=== REQUIRED ACTION ===
What lines of the data below hold the string "screenshot"? Copy each one.

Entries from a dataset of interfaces
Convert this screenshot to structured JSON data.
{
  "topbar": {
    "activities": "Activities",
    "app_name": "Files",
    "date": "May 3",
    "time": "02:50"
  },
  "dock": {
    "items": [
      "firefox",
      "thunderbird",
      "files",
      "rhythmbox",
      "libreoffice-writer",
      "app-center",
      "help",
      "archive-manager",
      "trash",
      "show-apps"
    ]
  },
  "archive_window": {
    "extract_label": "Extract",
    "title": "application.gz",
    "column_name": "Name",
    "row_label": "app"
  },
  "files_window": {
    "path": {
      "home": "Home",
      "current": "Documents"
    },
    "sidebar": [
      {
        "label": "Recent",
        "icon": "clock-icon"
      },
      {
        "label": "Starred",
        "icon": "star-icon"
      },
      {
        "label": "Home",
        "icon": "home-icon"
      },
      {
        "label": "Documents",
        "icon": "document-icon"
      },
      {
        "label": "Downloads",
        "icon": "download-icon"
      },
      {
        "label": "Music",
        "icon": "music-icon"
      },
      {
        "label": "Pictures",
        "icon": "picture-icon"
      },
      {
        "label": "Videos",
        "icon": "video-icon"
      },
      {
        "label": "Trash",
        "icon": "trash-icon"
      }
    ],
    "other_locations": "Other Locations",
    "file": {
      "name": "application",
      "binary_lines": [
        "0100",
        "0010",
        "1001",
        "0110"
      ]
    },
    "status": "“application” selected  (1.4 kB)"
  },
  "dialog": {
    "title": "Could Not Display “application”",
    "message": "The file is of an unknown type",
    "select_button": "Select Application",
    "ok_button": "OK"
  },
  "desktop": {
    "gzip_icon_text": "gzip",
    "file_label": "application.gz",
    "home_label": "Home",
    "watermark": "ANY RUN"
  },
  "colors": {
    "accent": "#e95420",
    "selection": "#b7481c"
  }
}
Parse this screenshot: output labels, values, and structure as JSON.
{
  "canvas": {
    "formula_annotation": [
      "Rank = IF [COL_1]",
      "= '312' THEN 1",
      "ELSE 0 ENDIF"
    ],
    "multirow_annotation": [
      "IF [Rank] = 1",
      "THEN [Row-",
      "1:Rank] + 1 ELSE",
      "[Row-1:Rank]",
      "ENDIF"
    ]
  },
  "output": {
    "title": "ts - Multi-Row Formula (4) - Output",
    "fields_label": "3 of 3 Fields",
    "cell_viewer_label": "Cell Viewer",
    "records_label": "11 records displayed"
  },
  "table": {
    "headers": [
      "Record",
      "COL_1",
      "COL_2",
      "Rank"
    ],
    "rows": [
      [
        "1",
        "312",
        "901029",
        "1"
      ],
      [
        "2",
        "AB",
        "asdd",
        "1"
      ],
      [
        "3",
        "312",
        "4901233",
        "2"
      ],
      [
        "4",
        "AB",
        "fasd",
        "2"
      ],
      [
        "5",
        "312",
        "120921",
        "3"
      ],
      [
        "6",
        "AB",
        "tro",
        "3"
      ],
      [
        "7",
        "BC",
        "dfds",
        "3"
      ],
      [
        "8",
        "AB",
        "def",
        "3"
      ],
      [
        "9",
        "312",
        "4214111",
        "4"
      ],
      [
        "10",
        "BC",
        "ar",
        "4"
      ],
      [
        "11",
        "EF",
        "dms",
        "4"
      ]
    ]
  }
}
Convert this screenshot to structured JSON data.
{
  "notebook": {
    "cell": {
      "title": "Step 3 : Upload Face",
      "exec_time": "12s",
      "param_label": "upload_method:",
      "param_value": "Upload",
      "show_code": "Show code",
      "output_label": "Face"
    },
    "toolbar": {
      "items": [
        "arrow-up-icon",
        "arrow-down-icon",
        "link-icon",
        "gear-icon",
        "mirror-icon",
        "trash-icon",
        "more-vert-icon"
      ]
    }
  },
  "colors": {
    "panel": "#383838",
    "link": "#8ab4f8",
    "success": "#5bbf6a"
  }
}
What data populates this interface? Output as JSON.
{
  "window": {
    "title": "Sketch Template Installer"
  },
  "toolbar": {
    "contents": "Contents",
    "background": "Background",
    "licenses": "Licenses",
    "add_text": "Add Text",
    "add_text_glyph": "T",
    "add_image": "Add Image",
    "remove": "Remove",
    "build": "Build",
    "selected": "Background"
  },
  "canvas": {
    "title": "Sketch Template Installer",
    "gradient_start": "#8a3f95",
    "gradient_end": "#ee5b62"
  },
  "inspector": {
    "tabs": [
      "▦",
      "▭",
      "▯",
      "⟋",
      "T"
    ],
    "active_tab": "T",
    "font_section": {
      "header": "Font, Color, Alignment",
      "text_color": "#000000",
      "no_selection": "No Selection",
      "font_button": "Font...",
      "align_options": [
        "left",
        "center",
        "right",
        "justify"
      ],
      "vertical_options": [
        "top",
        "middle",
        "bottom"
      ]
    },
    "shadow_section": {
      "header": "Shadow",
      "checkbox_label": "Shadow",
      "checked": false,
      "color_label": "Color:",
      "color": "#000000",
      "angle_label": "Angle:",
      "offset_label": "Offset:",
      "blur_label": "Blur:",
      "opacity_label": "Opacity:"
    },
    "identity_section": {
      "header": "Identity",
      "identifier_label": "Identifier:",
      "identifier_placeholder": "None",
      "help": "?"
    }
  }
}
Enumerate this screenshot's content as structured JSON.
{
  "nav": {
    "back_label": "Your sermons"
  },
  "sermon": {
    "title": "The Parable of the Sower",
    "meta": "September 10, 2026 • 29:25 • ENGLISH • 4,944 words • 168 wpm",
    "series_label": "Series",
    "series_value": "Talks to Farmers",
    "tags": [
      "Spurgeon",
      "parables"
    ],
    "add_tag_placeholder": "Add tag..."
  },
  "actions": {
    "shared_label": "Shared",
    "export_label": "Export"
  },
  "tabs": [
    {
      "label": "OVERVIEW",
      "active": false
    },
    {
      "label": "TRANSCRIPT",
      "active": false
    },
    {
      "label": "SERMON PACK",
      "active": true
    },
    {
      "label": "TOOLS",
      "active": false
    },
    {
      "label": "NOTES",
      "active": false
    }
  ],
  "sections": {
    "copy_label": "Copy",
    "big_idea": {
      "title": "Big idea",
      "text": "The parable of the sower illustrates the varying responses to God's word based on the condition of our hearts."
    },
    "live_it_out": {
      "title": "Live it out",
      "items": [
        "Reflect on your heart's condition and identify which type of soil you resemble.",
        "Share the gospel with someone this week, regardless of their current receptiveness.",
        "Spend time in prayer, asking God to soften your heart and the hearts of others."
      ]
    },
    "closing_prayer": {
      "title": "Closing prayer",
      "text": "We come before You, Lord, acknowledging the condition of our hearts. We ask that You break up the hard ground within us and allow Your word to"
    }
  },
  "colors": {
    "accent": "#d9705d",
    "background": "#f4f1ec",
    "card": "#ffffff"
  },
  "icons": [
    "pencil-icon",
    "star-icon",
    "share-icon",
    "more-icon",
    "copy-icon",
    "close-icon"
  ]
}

=== SOLUTION FOR THIS TASK ===
Convert this screenshot to structured JSON data.
Parse this screenshot: output labels, values, and structure as JSON.
Convert this screenshot to structured JSON data.
Enumerate this screenshot's content as structured JSON.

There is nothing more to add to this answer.